> [What the task asks] Tally every line below where "close" appears, then report the total alone.

::::

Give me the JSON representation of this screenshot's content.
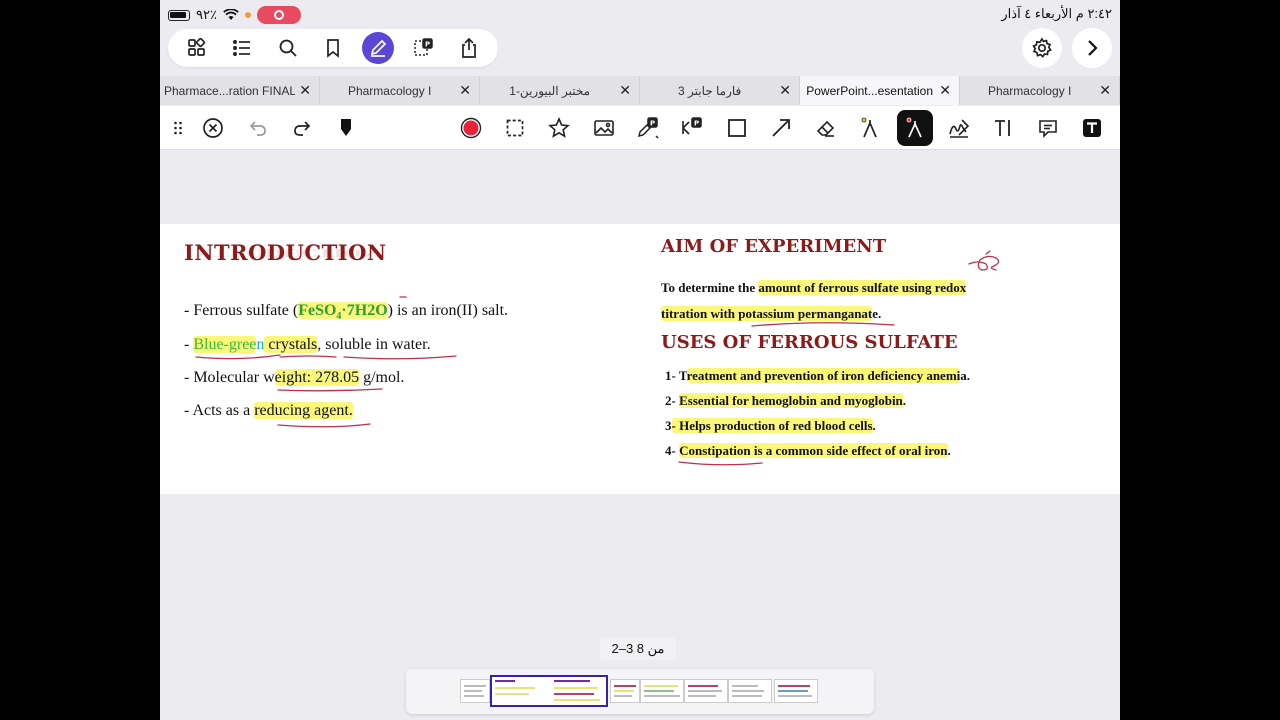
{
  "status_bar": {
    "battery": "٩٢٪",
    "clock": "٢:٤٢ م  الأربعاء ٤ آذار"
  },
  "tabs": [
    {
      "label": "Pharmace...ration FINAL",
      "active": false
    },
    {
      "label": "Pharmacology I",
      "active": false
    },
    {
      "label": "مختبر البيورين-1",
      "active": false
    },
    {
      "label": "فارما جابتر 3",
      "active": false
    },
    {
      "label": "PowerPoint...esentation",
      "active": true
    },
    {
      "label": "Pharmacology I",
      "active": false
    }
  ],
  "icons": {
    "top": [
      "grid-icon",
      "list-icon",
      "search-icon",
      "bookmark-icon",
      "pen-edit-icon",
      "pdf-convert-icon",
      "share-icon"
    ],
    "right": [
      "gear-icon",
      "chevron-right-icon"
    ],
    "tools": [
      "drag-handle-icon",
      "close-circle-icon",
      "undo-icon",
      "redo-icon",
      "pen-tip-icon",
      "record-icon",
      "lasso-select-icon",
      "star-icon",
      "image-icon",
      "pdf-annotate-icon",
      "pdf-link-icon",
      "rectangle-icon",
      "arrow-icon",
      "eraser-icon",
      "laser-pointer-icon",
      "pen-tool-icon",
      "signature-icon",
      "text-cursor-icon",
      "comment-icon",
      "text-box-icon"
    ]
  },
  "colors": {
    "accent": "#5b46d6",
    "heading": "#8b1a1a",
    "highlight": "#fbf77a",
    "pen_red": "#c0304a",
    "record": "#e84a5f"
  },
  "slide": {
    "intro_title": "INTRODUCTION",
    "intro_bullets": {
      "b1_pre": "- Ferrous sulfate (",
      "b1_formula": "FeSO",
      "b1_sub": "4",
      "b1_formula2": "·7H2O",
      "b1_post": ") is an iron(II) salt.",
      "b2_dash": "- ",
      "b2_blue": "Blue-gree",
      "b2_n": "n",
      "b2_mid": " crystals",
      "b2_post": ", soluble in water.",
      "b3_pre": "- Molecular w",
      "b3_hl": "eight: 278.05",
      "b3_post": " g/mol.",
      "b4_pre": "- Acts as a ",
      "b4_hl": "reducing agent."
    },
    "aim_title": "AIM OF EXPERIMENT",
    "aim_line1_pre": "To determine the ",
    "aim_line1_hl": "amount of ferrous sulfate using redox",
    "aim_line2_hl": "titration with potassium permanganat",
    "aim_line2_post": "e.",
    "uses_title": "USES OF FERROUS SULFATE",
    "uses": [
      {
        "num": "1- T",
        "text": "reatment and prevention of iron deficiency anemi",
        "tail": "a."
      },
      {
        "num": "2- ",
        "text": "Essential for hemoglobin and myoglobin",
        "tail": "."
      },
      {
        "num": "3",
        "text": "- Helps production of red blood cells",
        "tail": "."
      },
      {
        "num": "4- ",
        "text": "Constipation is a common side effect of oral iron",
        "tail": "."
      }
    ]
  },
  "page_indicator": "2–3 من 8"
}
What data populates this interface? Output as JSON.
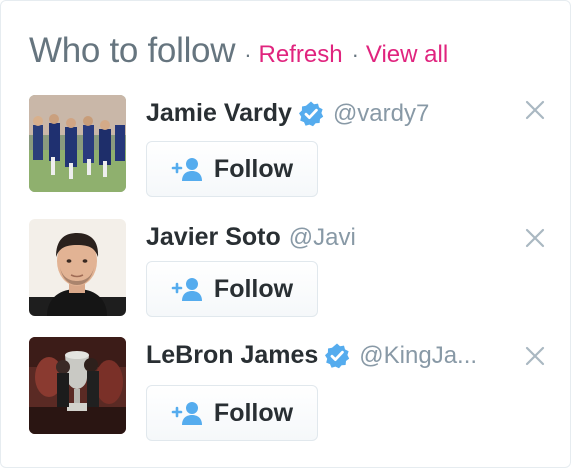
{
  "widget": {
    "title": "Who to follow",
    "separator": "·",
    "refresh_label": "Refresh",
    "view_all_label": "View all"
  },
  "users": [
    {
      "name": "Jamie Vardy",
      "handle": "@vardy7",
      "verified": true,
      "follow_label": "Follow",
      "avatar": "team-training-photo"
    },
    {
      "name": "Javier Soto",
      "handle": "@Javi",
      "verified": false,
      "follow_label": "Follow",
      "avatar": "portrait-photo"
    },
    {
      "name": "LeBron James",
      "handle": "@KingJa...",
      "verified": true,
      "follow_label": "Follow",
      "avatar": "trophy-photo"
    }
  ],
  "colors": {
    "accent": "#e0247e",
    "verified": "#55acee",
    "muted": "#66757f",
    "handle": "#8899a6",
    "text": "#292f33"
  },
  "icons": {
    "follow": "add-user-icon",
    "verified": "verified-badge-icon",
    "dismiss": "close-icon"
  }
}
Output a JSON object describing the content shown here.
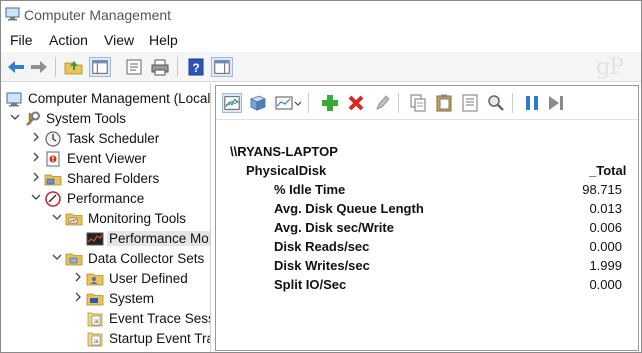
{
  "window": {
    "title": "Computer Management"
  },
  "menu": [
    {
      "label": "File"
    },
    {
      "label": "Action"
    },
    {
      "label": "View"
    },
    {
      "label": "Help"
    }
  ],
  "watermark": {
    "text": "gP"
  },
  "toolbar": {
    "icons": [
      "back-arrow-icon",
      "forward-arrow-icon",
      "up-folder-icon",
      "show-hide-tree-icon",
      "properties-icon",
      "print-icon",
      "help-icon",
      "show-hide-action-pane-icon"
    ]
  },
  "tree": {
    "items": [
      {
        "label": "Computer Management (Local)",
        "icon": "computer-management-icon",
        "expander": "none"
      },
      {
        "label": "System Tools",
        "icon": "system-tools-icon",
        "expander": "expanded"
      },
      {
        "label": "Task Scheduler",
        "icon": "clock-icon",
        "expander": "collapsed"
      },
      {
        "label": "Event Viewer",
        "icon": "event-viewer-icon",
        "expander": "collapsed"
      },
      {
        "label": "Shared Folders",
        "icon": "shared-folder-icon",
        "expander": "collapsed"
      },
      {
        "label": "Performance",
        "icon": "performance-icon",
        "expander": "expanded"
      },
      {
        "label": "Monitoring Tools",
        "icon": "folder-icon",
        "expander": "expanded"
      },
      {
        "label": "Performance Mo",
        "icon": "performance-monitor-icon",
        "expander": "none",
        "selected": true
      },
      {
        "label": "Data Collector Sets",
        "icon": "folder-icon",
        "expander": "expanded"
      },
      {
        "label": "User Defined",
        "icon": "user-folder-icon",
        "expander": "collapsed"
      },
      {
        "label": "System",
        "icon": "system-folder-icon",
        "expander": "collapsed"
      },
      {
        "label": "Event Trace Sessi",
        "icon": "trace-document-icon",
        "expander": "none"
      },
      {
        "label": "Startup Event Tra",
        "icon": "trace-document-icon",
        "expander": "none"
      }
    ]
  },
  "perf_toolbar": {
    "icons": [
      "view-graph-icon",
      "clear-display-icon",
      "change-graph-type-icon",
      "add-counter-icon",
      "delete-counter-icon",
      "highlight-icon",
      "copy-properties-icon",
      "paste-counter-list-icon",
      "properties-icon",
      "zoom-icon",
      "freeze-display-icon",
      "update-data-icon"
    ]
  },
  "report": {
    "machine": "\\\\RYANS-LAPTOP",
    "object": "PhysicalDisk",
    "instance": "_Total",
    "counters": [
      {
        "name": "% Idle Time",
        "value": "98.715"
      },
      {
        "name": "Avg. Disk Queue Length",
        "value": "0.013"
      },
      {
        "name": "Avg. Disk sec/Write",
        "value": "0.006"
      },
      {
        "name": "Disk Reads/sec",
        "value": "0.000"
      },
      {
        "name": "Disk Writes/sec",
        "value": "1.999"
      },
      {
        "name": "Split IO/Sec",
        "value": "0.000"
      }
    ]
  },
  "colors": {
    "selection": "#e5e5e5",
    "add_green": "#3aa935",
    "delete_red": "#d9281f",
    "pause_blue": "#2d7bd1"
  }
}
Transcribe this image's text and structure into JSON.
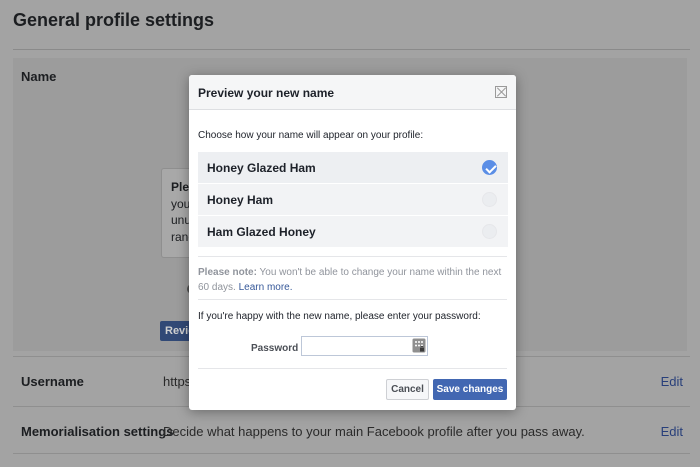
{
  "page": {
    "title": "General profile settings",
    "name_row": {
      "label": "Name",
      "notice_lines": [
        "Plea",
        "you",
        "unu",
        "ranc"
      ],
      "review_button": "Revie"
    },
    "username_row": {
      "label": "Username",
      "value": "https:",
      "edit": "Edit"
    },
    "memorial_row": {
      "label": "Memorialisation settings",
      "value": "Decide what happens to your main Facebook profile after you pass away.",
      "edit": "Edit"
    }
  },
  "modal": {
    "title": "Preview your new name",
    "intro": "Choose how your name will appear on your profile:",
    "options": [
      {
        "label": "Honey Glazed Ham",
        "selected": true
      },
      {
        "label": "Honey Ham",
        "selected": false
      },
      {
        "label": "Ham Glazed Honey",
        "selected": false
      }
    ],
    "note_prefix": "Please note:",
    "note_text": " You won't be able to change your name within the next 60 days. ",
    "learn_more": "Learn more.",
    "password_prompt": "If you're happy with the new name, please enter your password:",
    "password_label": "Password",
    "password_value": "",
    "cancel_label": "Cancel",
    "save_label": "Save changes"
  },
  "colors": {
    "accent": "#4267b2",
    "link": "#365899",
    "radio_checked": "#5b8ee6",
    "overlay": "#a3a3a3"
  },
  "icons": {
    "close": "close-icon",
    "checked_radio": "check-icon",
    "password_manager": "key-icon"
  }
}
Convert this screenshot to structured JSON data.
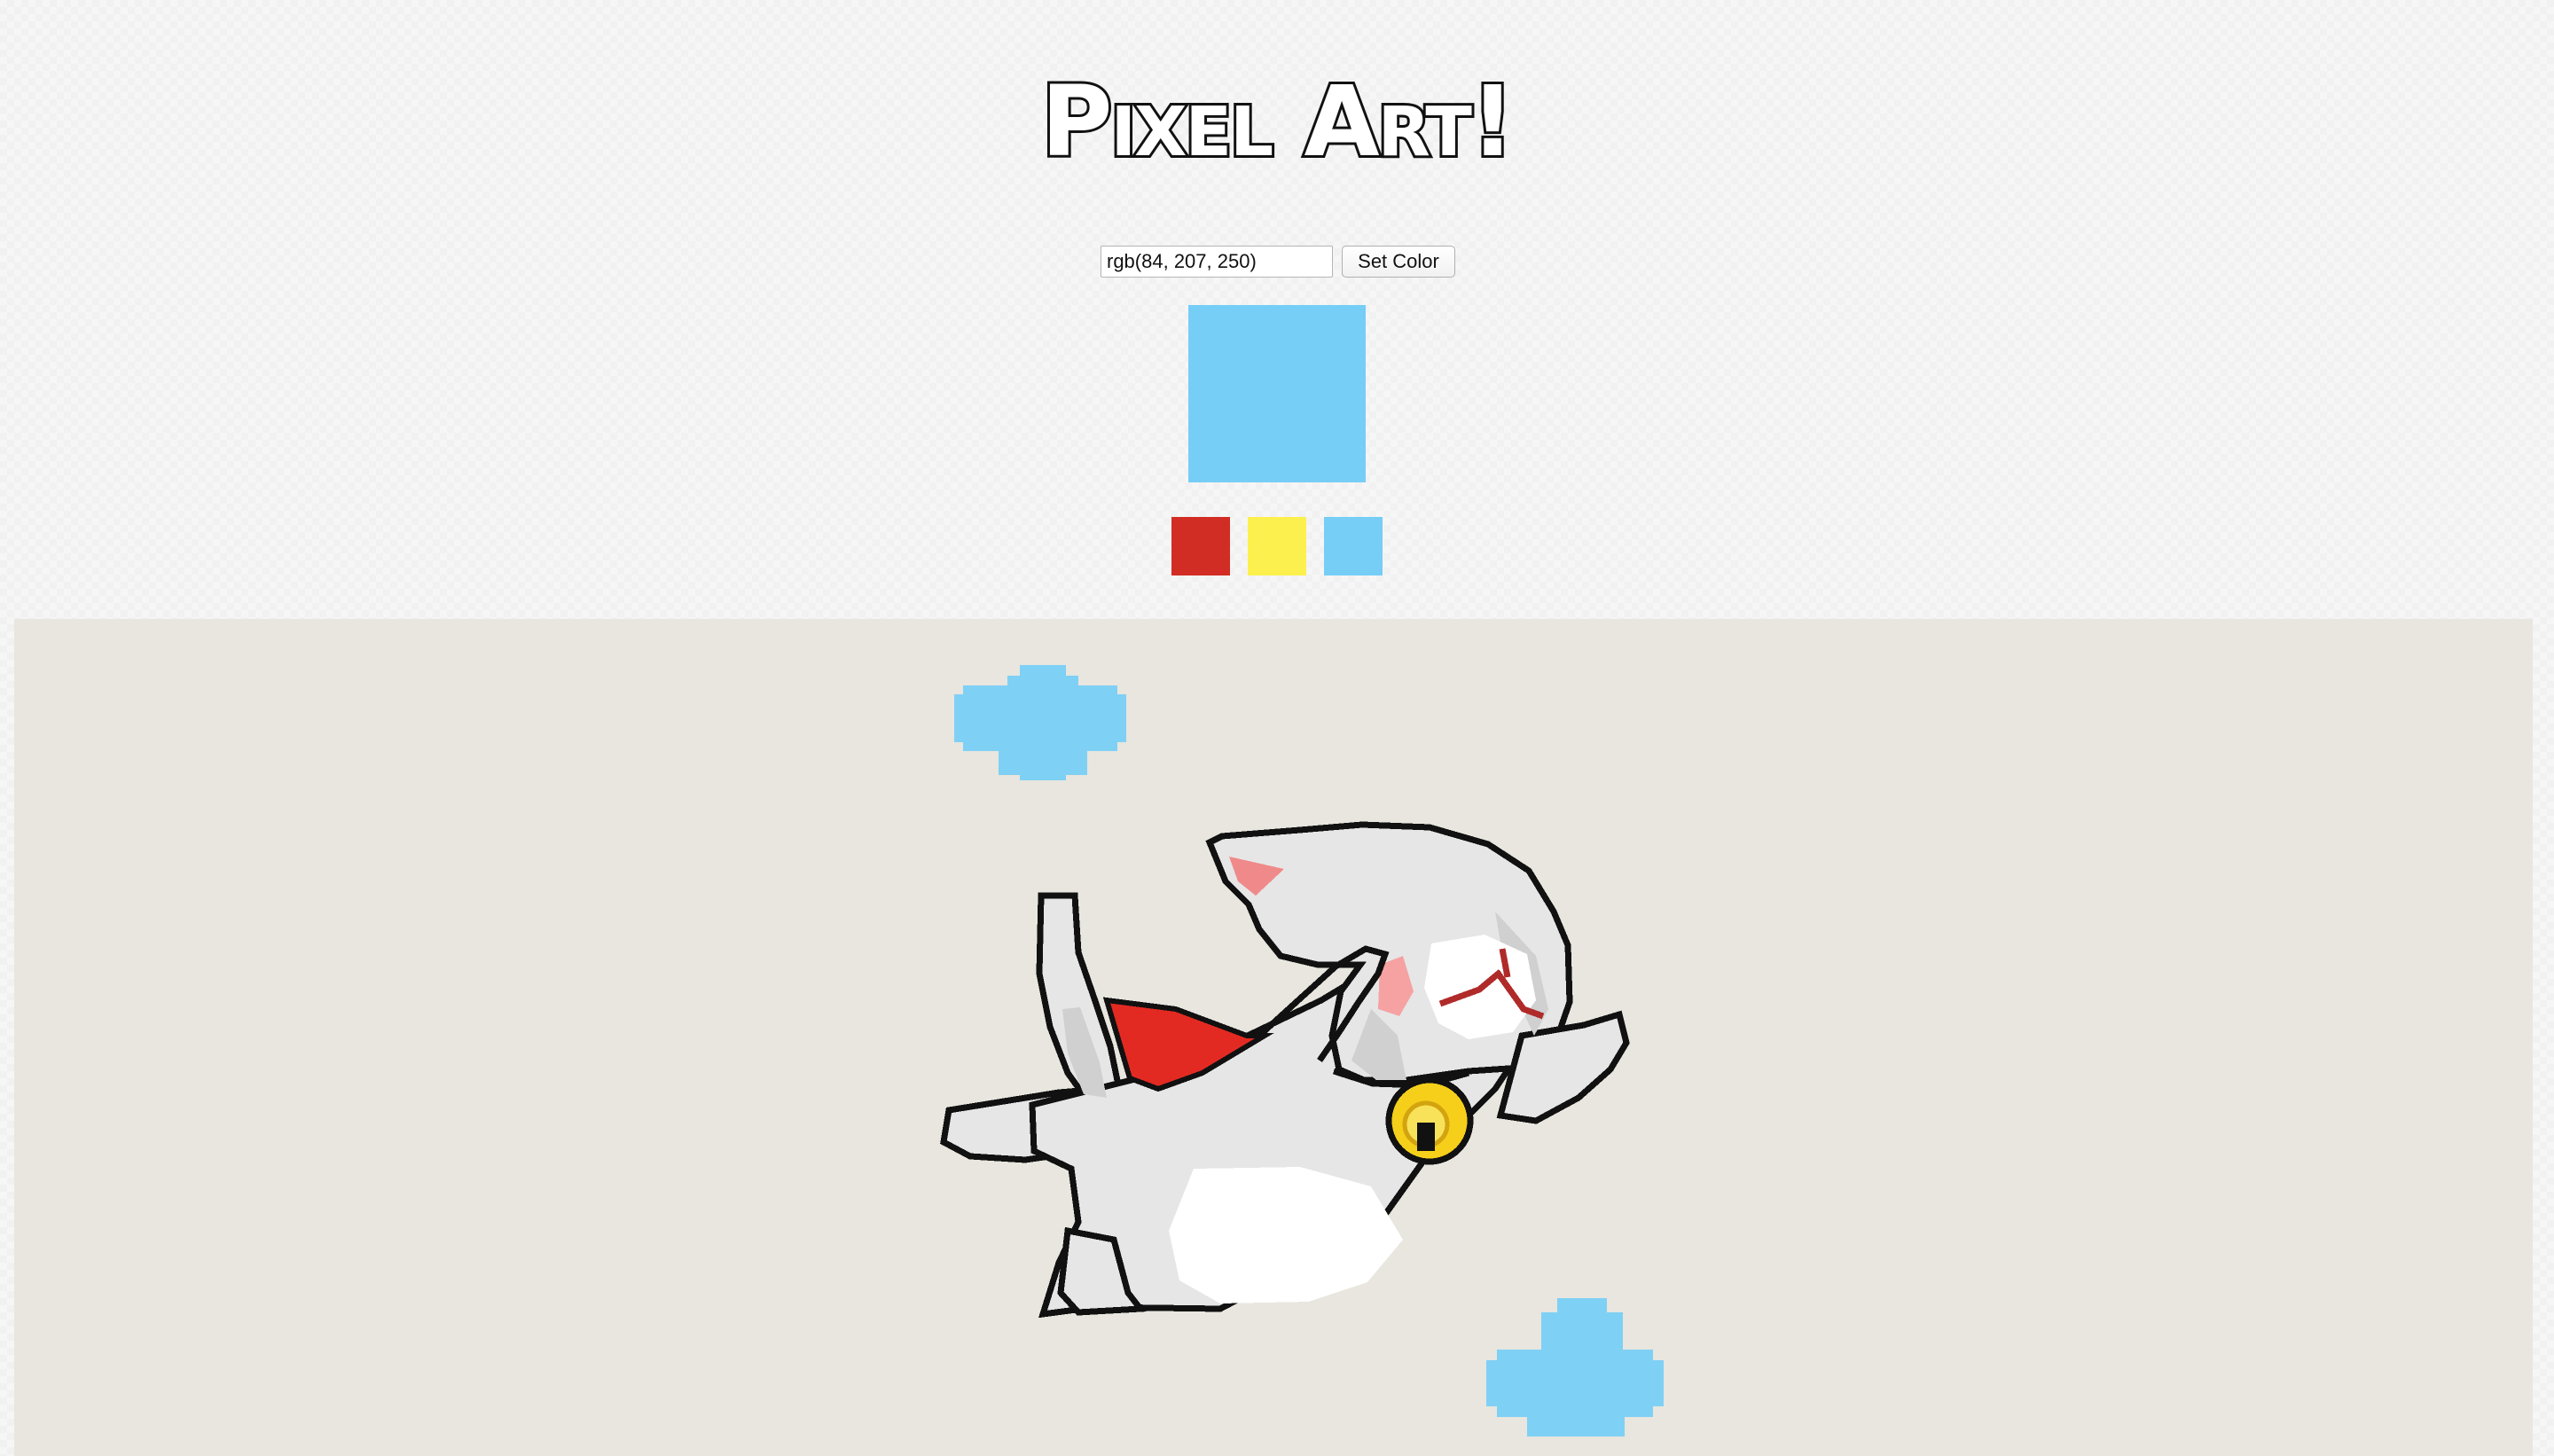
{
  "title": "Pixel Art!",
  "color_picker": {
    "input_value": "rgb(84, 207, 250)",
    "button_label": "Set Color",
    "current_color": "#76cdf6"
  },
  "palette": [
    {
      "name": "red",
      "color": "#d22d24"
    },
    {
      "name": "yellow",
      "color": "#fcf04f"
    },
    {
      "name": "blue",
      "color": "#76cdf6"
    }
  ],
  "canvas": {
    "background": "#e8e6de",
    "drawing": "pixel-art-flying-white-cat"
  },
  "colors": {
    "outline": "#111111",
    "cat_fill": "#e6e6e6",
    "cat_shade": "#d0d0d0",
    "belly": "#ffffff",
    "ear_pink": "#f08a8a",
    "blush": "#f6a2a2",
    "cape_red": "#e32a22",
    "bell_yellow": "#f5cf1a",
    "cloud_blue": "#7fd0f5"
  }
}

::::

> [Exercise output] 3